Today’s gospel (Luke 12:32-48) begins with one of the most faith-filled commands Jesus offered: “Do not be afraid any longer, little flock, for your Father is pleased to give you the kingdom. Sell your belongings and give alms. Provide money bags for yourselves that do not wear out, an inexhaustible treasure in heaven that no thief can reach nor moth destroy…” Faith is so much more than a feeling of hope in God’s care for us. Indeed, faith is the knowledge that God truly loves us. Father Bill needed me to remind him of this when he faced the final struggle of his life. I’ve needed this reminder many times since. Though I’m convinced that Father Chris and Father Joe each possess faith as mighty as a coil of rope as well, there will be times when they need us just as we need them. All God asks is that we do as Jesus did. All God asks is that we strengthen the thread of faith which binds us to God and to one another by being there for another as only we can.

©2019 Mary Penich – All Rights Reserved

It’s Time!

There is an appointed time for everything
and a time for every affair under the heavens.

Ecclesiastes 3:1

Time management is almost always an issue. If you interact with others in any way, you understand. In my case, even when I set aside a day or a few hours for my own use, I find that a persistent headache or a more persistent worry can derail my plans. This is the reason I’ve cited one of my favorite scripture passages for guidance.

This verse from Ecclesiastes indicates that there is time for everything. Still, throughout my entire life to date, I’ve never had time for everything. In spite of this fact, when it comes to time allotment, we all have important input. At age sixteen, I decided that I would likely not be a “straight A” student because I had to devote time to the part-time job which would fund my college education. Once I came to this realization, I balanced school and work more effectively. In the end, I maintained my grades and entered college with a scholarship and savings enough to keep me there.

Today, because time-allotment is an issue once again, I prioritize my concerns once again. The time my husband and I set aside to spend with our grandchildren is etched in stone -our choice. The book stored in that computer file, my head and my heart, which I’ve promised to finish is also a priority -my choice. Life-at-large always demands a measure of our time regardless of whose choices are involved. In the end, God asks only that we use the time at hand as best we can.

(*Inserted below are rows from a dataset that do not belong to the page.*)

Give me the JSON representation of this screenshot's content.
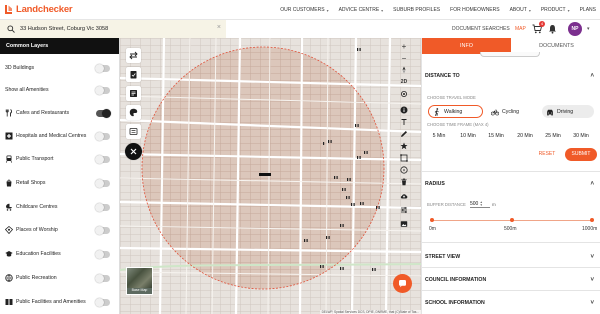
{
  "brand": {
    "name": "Landchecker",
    "accent": "#f05a28"
  },
  "nav": {
    "items": [
      {
        "label": "OUR CUSTOMERS",
        "caret": true
      },
      {
        "label": "ADVICE CENTRE",
        "caret": true
      },
      {
        "label": "SUBURB PROFILES",
        "caret": false
      },
      {
        "label": "FOR HOMEOWNERS",
        "caret": false
      },
      {
        "label": "ABOUT",
        "caret": true
      },
      {
        "label": "PRODUCT",
        "caret": true
      },
      {
        "label": "PLANS",
        "caret": false
      }
    ],
    "caret_glyph": "▾"
  },
  "search": {
    "value": "33 Hudson Street, Coburg Vic 3058",
    "clear_glyph": "×"
  },
  "toolbar": {
    "documents_label": "DOCUMENT SEARCHES",
    "map_label": "MAP",
    "cart_count": "4",
    "avatar_initials": "NP",
    "avatar_caret": "▾"
  },
  "layers": {
    "title": "Common Layers",
    "items": [
      {
        "label": "3D Buildings",
        "icon": "",
        "on": false
      },
      {
        "label": "Show all Amenities",
        "icon": "",
        "on": false
      },
      {
        "label": "Cafes and Restaurants",
        "icon": "cafe-icon",
        "on": true
      },
      {
        "label": "Hospitals and Medical Centres",
        "icon": "hospital-icon",
        "on": false
      },
      {
        "label": "Public Transport",
        "icon": "train-icon",
        "on": false
      },
      {
        "label": "Retail Shops",
        "icon": "shop-icon",
        "on": false
      },
      {
        "label": "Childcare Centres",
        "icon": "childcare-icon",
        "on": false
      },
      {
        "label": "Places of Worship",
        "icon": "worship-icon",
        "on": false
      },
      {
        "label": "Education Facilities",
        "icon": "education-icon",
        "on": false
      },
      {
        "label": "Public Recreation",
        "icon": "recreation-icon",
        "on": false
      },
      {
        "label": "Public Facilities and Amenities",
        "icon": "facilities-icon",
        "on": false
      }
    ]
  },
  "map": {
    "zoom_in": "+",
    "zoom_out": "−",
    "mode_2d": "2D",
    "basemap_label": "Base Map",
    "attribution": "DELWP, Spatial Services DCS, DPIE, DNRME, that (C)State of Tas...",
    "radius_color": "#e0523a"
  },
  "panel": {
    "tabs": {
      "info": "INFO",
      "documents": "DOCUMENTS"
    },
    "distance": {
      "title": "DISTANCE TO",
      "chevron": "˄",
      "mode_label": "CHOOSE TRAVEL MODE",
      "modes": [
        {
          "label": "Walking",
          "icon": "walking-icon",
          "selected": true
        },
        {
          "label": "Cycling",
          "icon": "cycling-icon",
          "selected": false
        },
        {
          "label": "Driving",
          "icon": "car-icon",
          "selected": false
        }
      ],
      "time_label": "CHOOSE TIME FRAME (MAX 4)",
      "times": [
        "5 Min",
        "10 Min",
        "15 Min",
        "20 Min",
        "25 Min",
        "30 Min"
      ],
      "reset": "RESET",
      "submit": "SUBMIT"
    },
    "radius": {
      "title": "RADIUS",
      "chevron": "˄",
      "buffer_label": "BUFFER DISTANCE",
      "buffer_value": "500",
      "buffer_unit": "m",
      "spin_up": "▴",
      "spin_down": "▾",
      "slider_min": "0m",
      "slider_mid": "500m",
      "slider_max": "1000m",
      "slider_value_fraction": 0.5
    },
    "street_view": {
      "title": "STREET VIEW",
      "chevron": "˅"
    },
    "council": {
      "title": "COUNCIL INFORMATION",
      "chevron": "˅"
    },
    "school": {
      "title": "SCHOOL INFORMATION",
      "chevron": "˅"
    }
  }
}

God of Love, be with us through all of this life’s the appointed times.

©2019 Mary Penich – All Rights Reserved